» **EXCERPTED RECORDS**:
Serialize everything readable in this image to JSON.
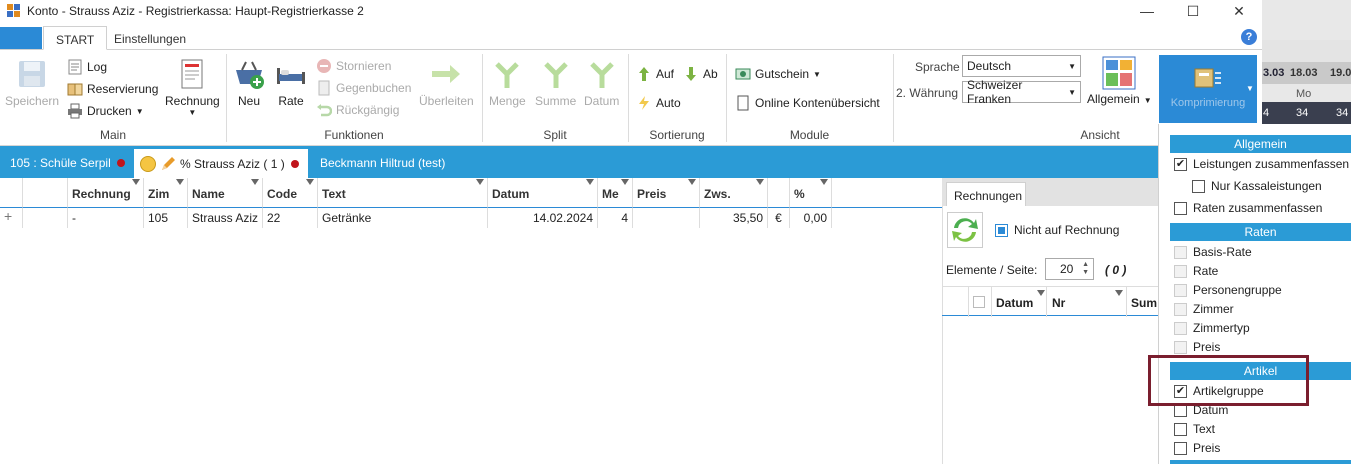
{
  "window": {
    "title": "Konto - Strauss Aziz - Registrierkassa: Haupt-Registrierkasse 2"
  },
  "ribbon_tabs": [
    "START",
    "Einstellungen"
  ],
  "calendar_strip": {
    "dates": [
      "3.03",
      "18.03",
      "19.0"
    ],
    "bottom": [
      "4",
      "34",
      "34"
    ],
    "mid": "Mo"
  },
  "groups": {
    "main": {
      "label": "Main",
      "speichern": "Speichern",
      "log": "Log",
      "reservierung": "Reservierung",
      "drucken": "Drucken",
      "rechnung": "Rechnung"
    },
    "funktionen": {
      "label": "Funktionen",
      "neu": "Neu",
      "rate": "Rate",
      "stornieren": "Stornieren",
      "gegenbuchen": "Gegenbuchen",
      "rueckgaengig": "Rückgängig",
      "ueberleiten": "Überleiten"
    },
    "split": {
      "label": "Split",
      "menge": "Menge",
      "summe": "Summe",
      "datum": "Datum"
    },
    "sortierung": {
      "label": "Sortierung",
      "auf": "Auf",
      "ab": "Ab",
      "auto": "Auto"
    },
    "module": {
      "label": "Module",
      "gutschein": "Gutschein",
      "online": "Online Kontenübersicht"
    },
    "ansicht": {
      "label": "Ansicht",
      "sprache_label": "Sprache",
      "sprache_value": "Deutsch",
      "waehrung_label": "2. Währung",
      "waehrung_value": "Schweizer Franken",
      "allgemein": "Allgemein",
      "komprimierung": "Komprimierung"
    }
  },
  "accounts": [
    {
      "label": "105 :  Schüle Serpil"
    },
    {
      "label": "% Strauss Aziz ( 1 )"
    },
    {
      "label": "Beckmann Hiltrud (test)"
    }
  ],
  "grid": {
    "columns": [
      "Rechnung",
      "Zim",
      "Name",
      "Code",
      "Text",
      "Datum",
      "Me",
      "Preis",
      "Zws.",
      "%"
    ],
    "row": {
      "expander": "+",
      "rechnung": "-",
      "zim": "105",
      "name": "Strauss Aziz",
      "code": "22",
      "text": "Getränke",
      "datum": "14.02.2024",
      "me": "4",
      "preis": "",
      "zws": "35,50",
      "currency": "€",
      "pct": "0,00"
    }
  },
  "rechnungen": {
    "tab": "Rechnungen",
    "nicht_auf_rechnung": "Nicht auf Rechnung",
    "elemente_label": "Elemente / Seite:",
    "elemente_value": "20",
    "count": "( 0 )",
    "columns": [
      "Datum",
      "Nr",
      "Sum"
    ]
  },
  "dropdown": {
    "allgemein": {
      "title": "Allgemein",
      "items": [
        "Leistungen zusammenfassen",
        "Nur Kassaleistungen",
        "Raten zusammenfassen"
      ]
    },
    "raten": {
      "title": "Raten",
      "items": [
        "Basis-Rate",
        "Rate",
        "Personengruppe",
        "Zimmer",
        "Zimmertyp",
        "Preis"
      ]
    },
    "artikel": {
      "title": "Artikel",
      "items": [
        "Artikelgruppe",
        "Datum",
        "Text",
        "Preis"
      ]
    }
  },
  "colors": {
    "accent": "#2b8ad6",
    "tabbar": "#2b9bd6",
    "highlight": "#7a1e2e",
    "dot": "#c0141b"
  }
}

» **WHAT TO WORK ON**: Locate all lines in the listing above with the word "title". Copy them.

» **OUTPUT BELOW**:
    "title": "Konto - Strauss Aziz - Registrierkassa: Haupt-Registrierkasse 2"
      "title": "Allgemein",
      "title": "Raten",
      "title": "Artikel",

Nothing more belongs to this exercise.